"Just to be able to put a smile on these little kids' faces is enough joy for me for the whole year," Packers running back Tony Fisher said. "They actually made Christmas for me."

In addition to Fisher, Kevin Barry, Josh Bidwell, Chad Clifton, Najeh Davenport, Donald Driver, Carl Ford, William Henderson, Jason Jimenez, Aaron Kampman, James Lee, Craig Nall and Javon Walker were in attendance.

The players spent the evening handing out autographs, playing games, painting faces, singing Christmas carols, reading Christmas stories and just hanging out with the nearly 200 patients and their families.

"It means so much to (the kids) because a lot of times when they are having a bad day at home or at the hospital, they just think of this and think of the players and their smiles," said Cathy Toonen, president of the Families of Children with Cancer program. "(The players) have such a great sense of humor and all the guys were up there singing and just being big kids themselves."

This year's celebration marks the second time that the Packers have teamed with the Families of Children with Cancer program, which expanded the party to include the patients' siblings and entire families.

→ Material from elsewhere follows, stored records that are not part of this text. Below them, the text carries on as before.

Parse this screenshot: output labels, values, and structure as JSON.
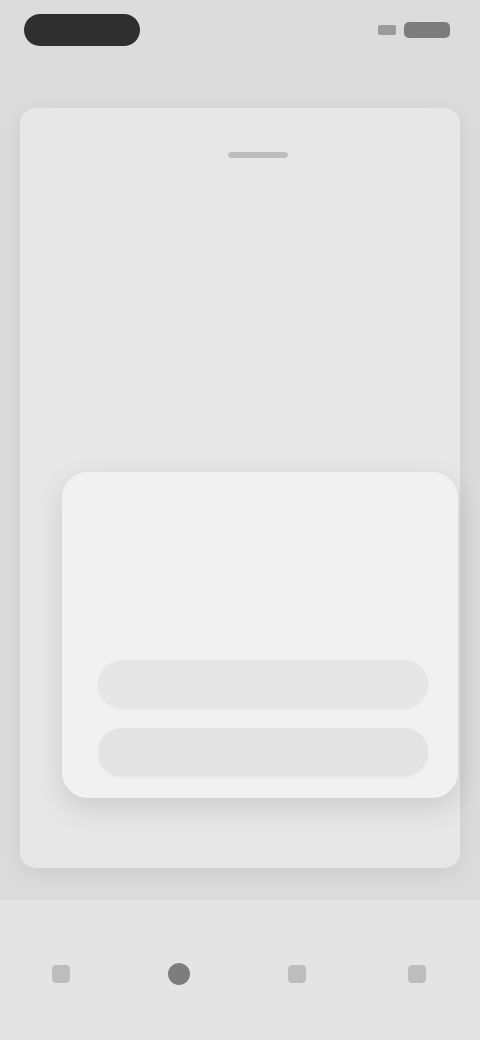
{
  "status": {
    "time": "",
    "icons": [
      "signal-icon",
      "battery-icon"
    ]
  },
  "sheet": {
    "title": "",
    "subtitle": "",
    "line": ""
  },
  "overlay": {
    "title": "",
    "body": "",
    "primary_label": "",
    "secondary_label": ""
  },
  "sheet_icons": [
    "doc-icon",
    "bookmark-icon",
    "share-icon",
    "menu-icon"
  ],
  "bottom_nav": {
    "items": [
      {
        "icon": "home-icon"
      },
      {
        "icon": "search-icon"
      },
      {
        "icon": "chat-icon"
      },
      {
        "icon": "profile-icon"
      }
    ]
  }
}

"Our group likes to focus on the family because the other siblings -- even if cancer is so horrible -- they still see it as the child getting a lot of attention, getting gifts and presents," Toonen said. "Tonight, the players didn't know which child had cancer or which one was the sibling and that's what we really try to focus on, the entire family."

Despite posting a 1-22 record vs. the kids in tic-tac-toe, Bidwell -- himself a cancer survivor -- felt a special bond with the kids and what they were going through.

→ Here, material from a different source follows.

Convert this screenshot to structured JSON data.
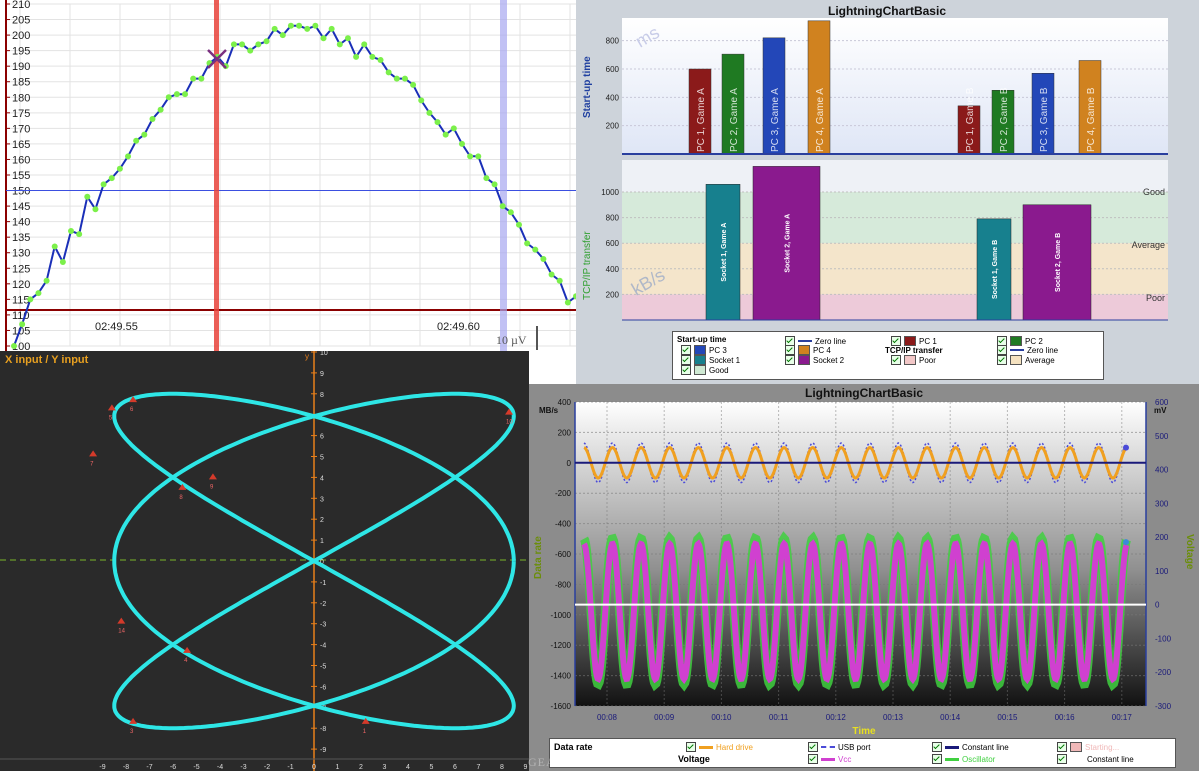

"I think they take a tic-tac-toe class or something," Bidwell said. "But I had a blast. It was so much fun. Some of these kids are going through so much hard stuff, way more difficult than what I ever had to go through. And to see how much joy they have, to see how excited they are to see us and seeing their energy level jump means the world to me because I know what they're going through. Their resiliency is just inspiring to me."

Other players were just as excited and thankful that the kids would take the time to listen.

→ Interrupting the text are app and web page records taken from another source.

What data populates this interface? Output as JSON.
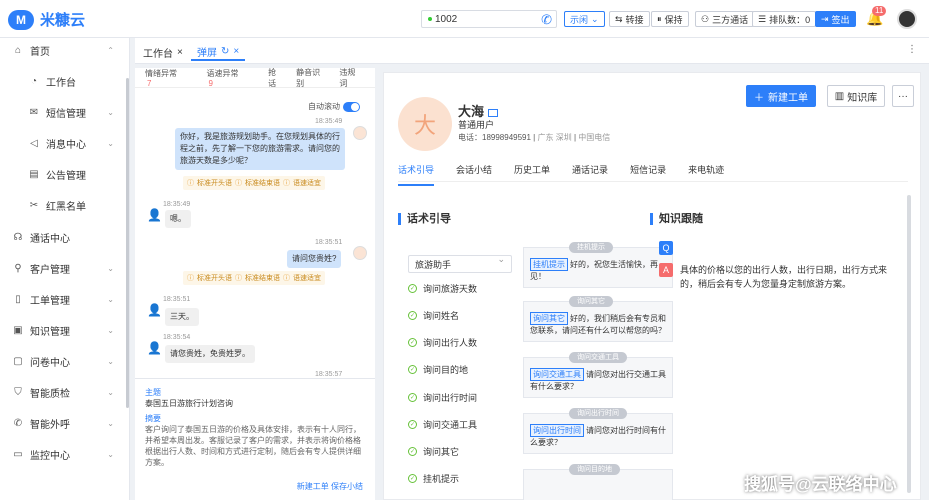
{
  "app": {
    "name": "米糠云",
    "logo_mark": "M"
  },
  "header": {
    "phone": "1002",
    "status": "示闲",
    "buttons": [
      "转接",
      "保持",
      "三方通话",
      "挂断",
      "签出"
    ],
    "queue_label": "排队数：0",
    "bell_count": "11"
  },
  "sidebar": {
    "items": [
      {
        "label": "首页",
        "icon": "home-icon",
        "expanded": true
      },
      {
        "label": "工作台",
        "icon": "dashboard-icon",
        "sub": true
      },
      {
        "label": "短信管理",
        "icon": "mail-icon",
        "sub": true
      },
      {
        "label": "消息中心",
        "icon": "speaker-icon",
        "sub": true
      },
      {
        "label": "公告管理",
        "icon": "notice-icon",
        "sub": true
      },
      {
        "label": "红黑名单",
        "icon": "list-icon",
        "sub": true
      },
      {
        "label": "通话中心",
        "icon": "headset-icon"
      },
      {
        "label": "客户管理",
        "icon": "user-icon"
      },
      {
        "label": "工单管理",
        "icon": "ticket-icon"
      },
      {
        "label": "知识管理",
        "icon": "book-icon"
      },
      {
        "label": "问卷中心",
        "icon": "survey-icon"
      },
      {
        "label": "智能质检",
        "icon": "shield-icon"
      },
      {
        "label": "智能外呼",
        "icon": "phone-out-icon"
      },
      {
        "label": "监控中心",
        "icon": "monitor-icon"
      }
    ]
  },
  "tabs": [
    {
      "label": "工作台"
    },
    {
      "label": "弹屏"
    }
  ],
  "chat": {
    "filters": [
      {
        "label": "情绪异常",
        "count": "7"
      },
      {
        "label": "语速异常",
        "count": "9"
      },
      {
        "label": "抢话"
      },
      {
        "label": "静音识别"
      },
      {
        "label": "违规词"
      }
    ],
    "autoscroll": "自动滚动",
    "messages": [
      {
        "time": "18:35:49",
        "text": "你好，我是旅游规划助手。在您规划具体的行程之前，先了解一下您的旅游需求。请问您的旅游天数是多少呢？"
      },
      {
        "time": "18:35:49",
        "text": "嗯。"
      },
      {
        "time": "18:35:51",
        "text": "请问您贵姓?"
      },
      {
        "time": "18:35:51",
        "text": "三天。"
      },
      {
        "time": "18:35:54",
        "text": "请您贵姓，免贵姓罗。"
      },
      {
        "time": "18:35:57",
        "text": ""
      }
    ],
    "tags": [
      "标准开头语",
      "标准结束语",
      "语速适宜"
    ],
    "summary": {
      "topic_label": "主题",
      "topic": "泰国五日游旅行计划咨询",
      "abstract_label": "摘要",
      "abstract": "客户询问了泰国五日游的价格及具体安排，表示有十人同行，并希望本周出发。客服记录了客户的需求，并表示将询价格格根据出行人数、时间和方式进行定制，随后会有专人提供详细方案。",
      "link1": "新建工单",
      "link2": "保存小结"
    }
  },
  "customer": {
    "avatar": "大",
    "name": "大海",
    "type": "普通用户",
    "phone": "电话：18998949591",
    "location": "广东 深圳",
    "carrier": "中国电信"
  },
  "actions": {
    "new_ticket": "新建工单",
    "knowledge": "知识库",
    "more": "···"
  },
  "main_tabs": [
    "话术引导",
    "会话小结",
    "历史工单",
    "通话记录",
    "短信记录",
    "来电轨迹"
  ],
  "script": {
    "title": "话术引导",
    "select": "旅游助手",
    "steps": [
      "询问旅游天数",
      "询问姓名",
      "询问出行人数",
      "询问目的地",
      "询问出行时间",
      "询问交通工具",
      "询问其它",
      "挂机提示"
    ],
    "cards": [
      {
        "cap": "挂机提示",
        "chip": "挂机提示",
        "text": "好的，祝您生活愉快，再见！"
      },
      {
        "cap": "询问其它",
        "chip": "询问其它",
        "text": "好的，我们稍后会有专员和您联系，请问还有什么可以帮您的吗？"
      },
      {
        "cap": "询问交通工具",
        "chip": "询问交通工具",
        "text": "请问您对出行交通工具有什么要求？"
      },
      {
        "cap": "询问出行时间",
        "chip": "询问出行时间",
        "text": "请问您对出行时间有什么要求？"
      },
      {
        "cap": "询问目的地",
        "chip": "",
        "text": ""
      }
    ]
  },
  "knowledge": {
    "title": "知识跟随",
    "q": "Q",
    "a": "A",
    "text": "具体的价格以您的出行人数，出行日期，出行方式来的，稍后会有专人为您量身定制旅游方案。"
  },
  "watermark": "搜狐号@云联络中心"
}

"A little girl actually came up to me and asked me to sing Rudolph the Red-Nosed Reindeer with her," Henderson said. "I think that may have touched me more than you would know because I have a very bad singing voice and for anyone to want to tolerate that with me, I'll do anything for them.

"But it's always about the kids. We play a sport for a living but these kids are dealing with real life issues. And for us to be able to come out here and hang out for a few minutes to take their minds off it and to take their parents' minds off it and get them in the Christmas spirit, it's a blessing."

This article has been reproduced in a new format and may be missing content or contain faulty links. Please use the Contact Us link in our site footer to report an issue.

Related Content